|DiCaprio played Josh and attempted to save his town from the Gremlins-like furry alien Crites and to answer any lingering questions left over from Critters 2. Coming from television, where he already had a part in the first TV adaptation of Parenthood, Critters 3 would be the young actor’s first shot at a role on the big screen. Perhaps the experience was traumatic, since DiCaprio has never returned to the science-fiction/horror/comedy genre.|
|"Allen's canniest hire of all is Leonardo DiCaprio, who plays a bratty, destructive young star, juicing the proceedings with a power surge that subsides as soon as he exits."
-- Lisa Schwarzbaum, Entertainment Weekly
|With massive success came the predictable chance to work with Woody Allen. DiCaprio’s turn as bad-boy heartthrob star Brandon Darrow seems to poke fun at young stars who trash expensive hotel rooms and look great doing it. The black-and-white photography looks great, but most everything else is quite terrible.
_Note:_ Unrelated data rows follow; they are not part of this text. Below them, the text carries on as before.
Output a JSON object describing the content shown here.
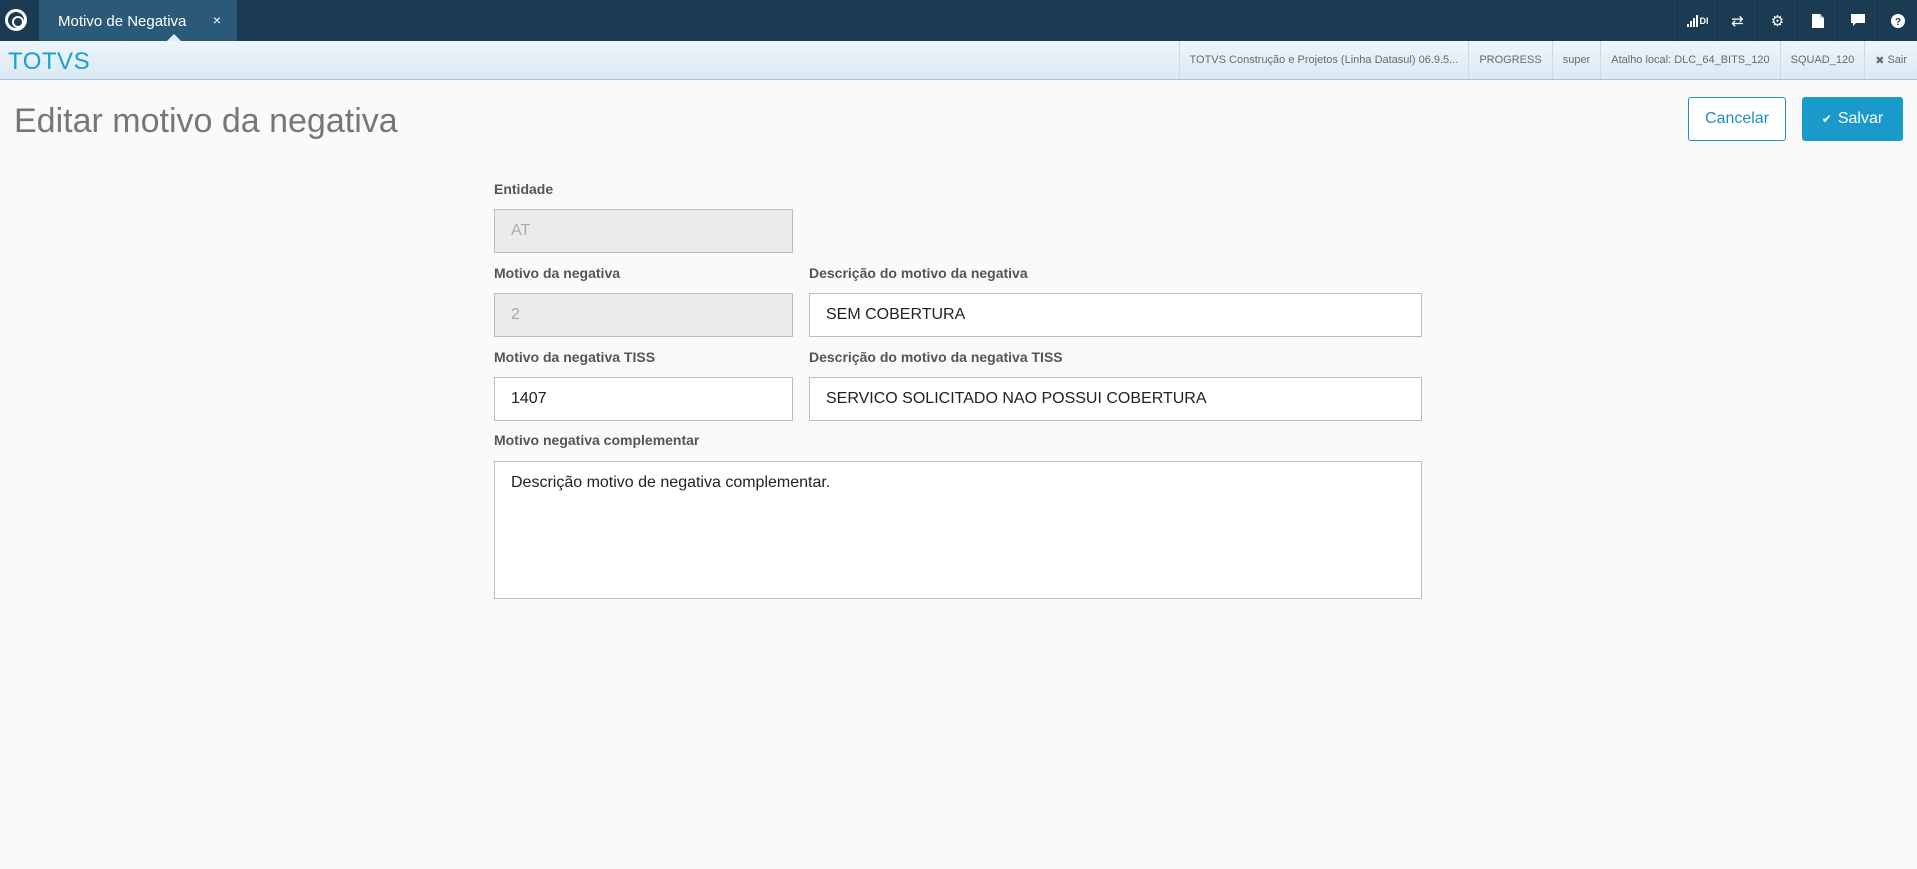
{
  "tabbar": {
    "tab_label": "Motivo de Negativa",
    "tab_close": "×",
    "icons": [
      "signal-icon",
      "shuffle-icon",
      "gear-icon",
      "document-icon",
      "chat-icon",
      "help-icon"
    ],
    "signal_text": "DI"
  },
  "header": {
    "brand": "TOTVS",
    "product": "TOTVS Construção e Projetos (Linha Datasul) 06.9.5...",
    "database": "PROGRESS",
    "user": "super",
    "shortcut": "Atalho local: DLC_64_BITS_120",
    "squad": "SQUAD_120",
    "logout": "Sair"
  },
  "page": {
    "title": "Editar motivo da negativa",
    "cancel_label": "Cancelar",
    "save_label": "Salvar"
  },
  "form": {
    "entidade_label": "Entidade",
    "entidade_value": "AT",
    "motivo_label": "Motivo da negativa",
    "motivo_value": "2",
    "descricao_label": "Descrição do motivo da negativa",
    "descricao_value": "SEM COBERTURA",
    "motivo_tiss_label": "Motivo da negativa TISS",
    "motivo_tiss_value": "1407",
    "descricao_tiss_label": "Descrição do motivo da negativa TISS",
    "descricao_tiss_value": "SERVICO SOLICITADO NAO POSSUI COBERTURA",
    "complementar_label": "Motivo negativa complementar",
    "complementar_value": "Descrição motivo de negativa complementar."
  },
  "colors": {
    "topbar": "#1b3b52",
    "active_tab": "#2b5a78",
    "brand": "#1aa0d0",
    "primary": "#1a9acb"
  }
}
DiCaprio, clearly subverting his Titanic role by using several color metaphors and generally behaving like a jackass, fares slightly better than lead Kenneth Branagh.|
|"Whether he's smacking into an iceberg or flopping topless onto a sandy beach, DiCaprio is still maddeningly lightweight."
-- Steven Rea, Philadelphia Inquirer
|Danny Boyle (Slumdog Millionaire) helmed this adaptation of Alex Garland’s acclaimed novel about a group of backpackers in Thailand who experience a brutal dose of reality in their island paradise. DiCaprio took on the lead role of Richard after the originally cast Ewan McGregor departed. Unfortunately, indie fave McGregor was perfect for the part of the (as-written, British) protagonist who gets in way over his head, whereas DiCaprio, consummately American, was still trying to shake his heartthrob status after Titanic.|
|4||The Basketball Diaries||1995||46||8.5|
|"Basketball Diaries is an earnest, botched effort to do justice to Carroll's book. Amazingly, though, even with Kalvert's lack of style and vision, the greatness of DiCaprio's performance is undiminished."
-- Edward Guthmann, San Francisco Chronicle
DiCaprio’s first taste of the biopic, a genre that would dominate his career, started with this filmed version of the autobiographical book of the same name by poet/musician Jim Carroll (“People Who Died”). Playing the author in his youth, DiCaprio is certainly game to play the artist/street thug, but is let down by an all too simplistic (drugs are bad) and boringly predictable telling of a life filled with sex, drugs, and violence.
|5||The Man in the Iron Mask||1998||48||7.6|
|"This dopey swashbuckler offers little action but lashings of DiCaprio's soft, hairless flesh."
-- Maitland McDonagh, TV Guide
|This hodgepodge adaptation of the works of Alexandre Dumas feels more like the adventures of four musketeers. DiCaprio (in his first post-Titanic lead role) plays both villainous King Louis XIV and his more heroic twin brother Philippe. Not even attempting a French accent, DiCaprio hams it up with other paycheck cashers Jeremy Irons, John Malkovich, Gérard Depardieu, and Hugh Laurie in this oddly flat non-starter. At best, it’s a guilty pleasure; at worst, it’s a verbose bore.|
What do you think?
Which DiCaprio films are your favorites -- or least favorites? Let us know in the comments section below.